How each thing upward tends by necessity decreed,
And the world's support depends on the shooting of a seed !

The summer's in her ark, and this sunny-pinioned day
Is commissioned to remark whether Winter holds her sway;
Go hack, thou dove of peace, with myrtle on thy wing,
Say that floods and tempests cease, and the world is ripe for

Spring.

Thou hast fanned the sleeping earth till her dreams are all

of flowers, And the waters look in mirth for their overhanging bowers; The forest seems to listen for the rustle of its leaves, And the very skies to glisten in the hope of summer. eves.

Thy vivifying spell has been felt beneath the wave,
By the dormouse in its cell, and the mole within its cave ;
And the summer tribes that creep, or in air expand their

wing, Have started from their sleep at the summons of the Spring.

The cattle lift their voices from the valleys and the hills,
And the feathered race rejoices with a gush of tuneful bills ;
And if this cloudless arch fills the poet's song with glee,
O thou sunny first of March ! be it dedicate to thee.

HORACE SMITH.

The Death of the Flowers.

THE melancholy days are come, the saddest of the year, 1 Of wailing winds, and naked woods, and meadows

brown and sere. Heaped in the hollows of the grove the autumn leaves lie

dead; They rustle to the eddying gust, and to the rabbit's tread. The robin and the wren are flown, and from the shrubs the

jay, And from the wood-top calls the crow through all the gloomy

day.

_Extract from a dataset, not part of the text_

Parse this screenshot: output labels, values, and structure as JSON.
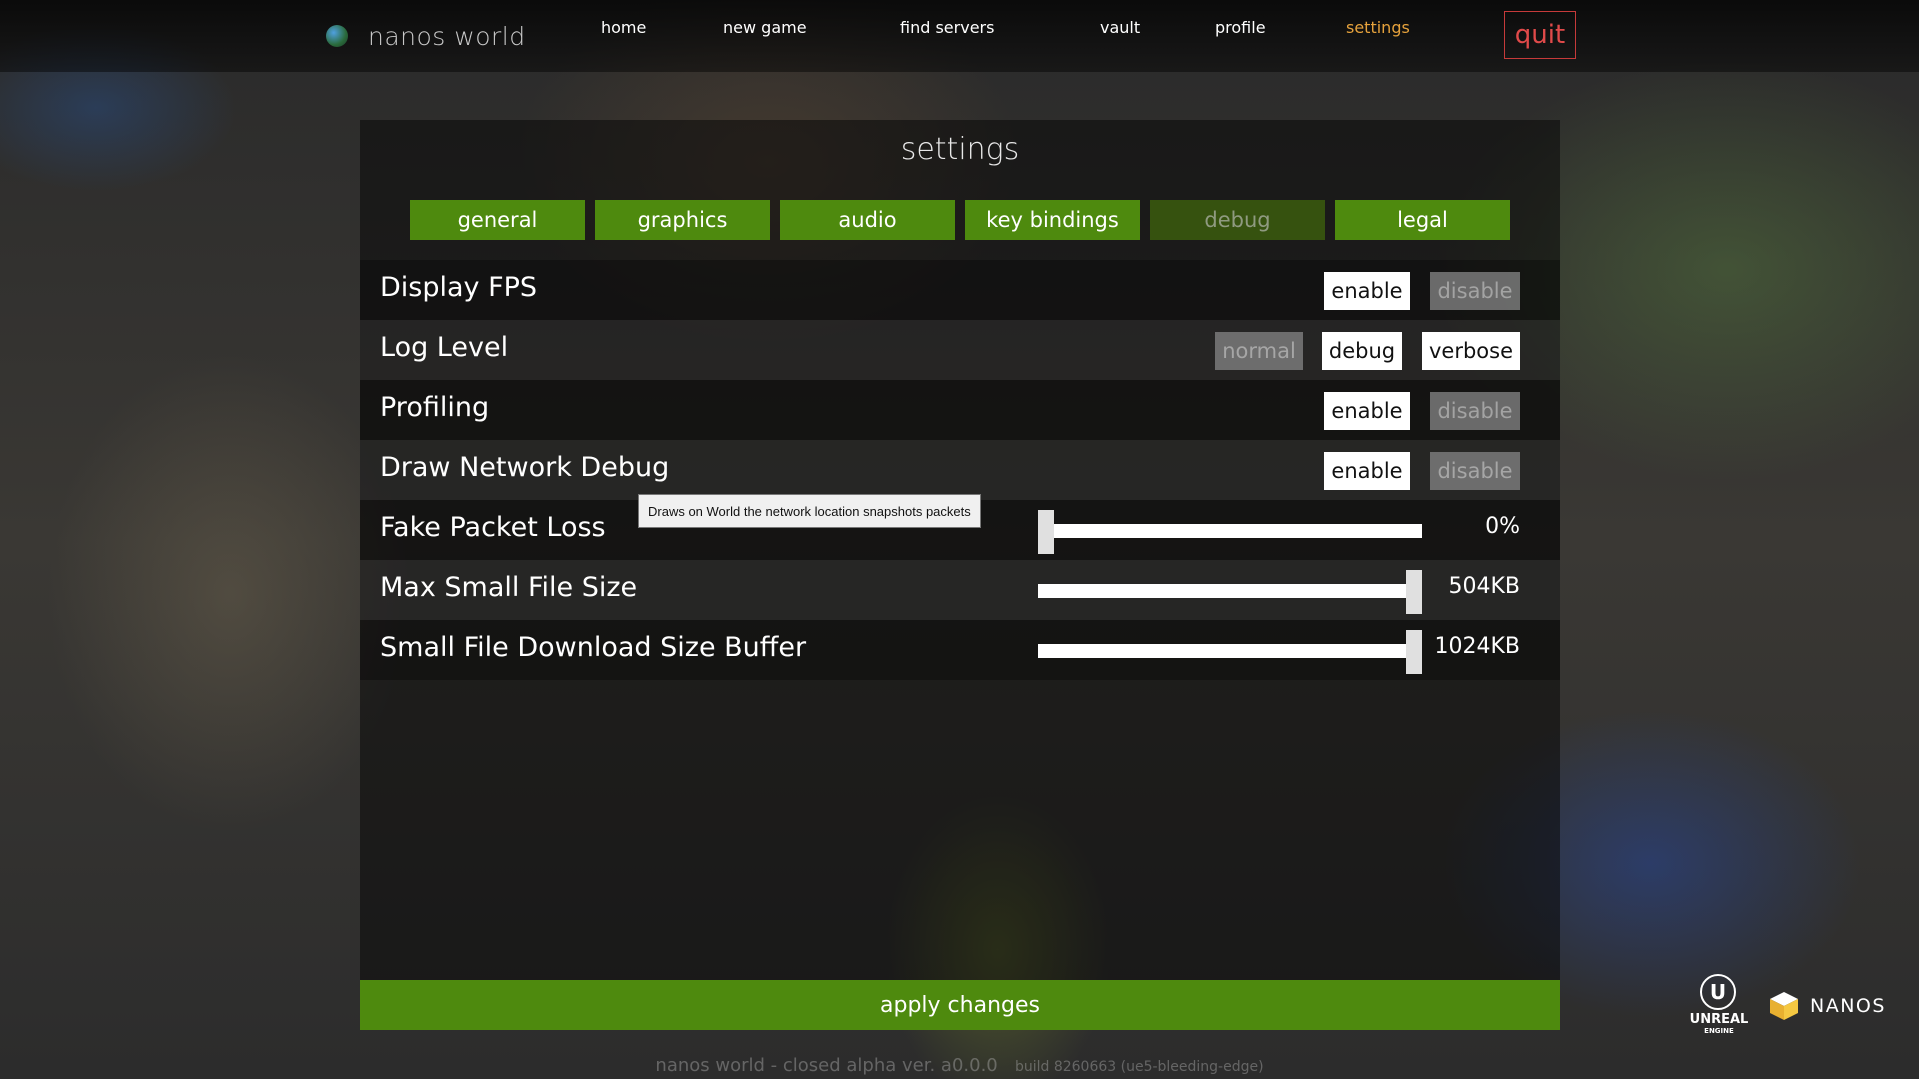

Where are the flowers, the fair young flowers, that lately

sprang and stood In brighter light, and softer airs, a beauteous sisterhood ?

« 이전계속 »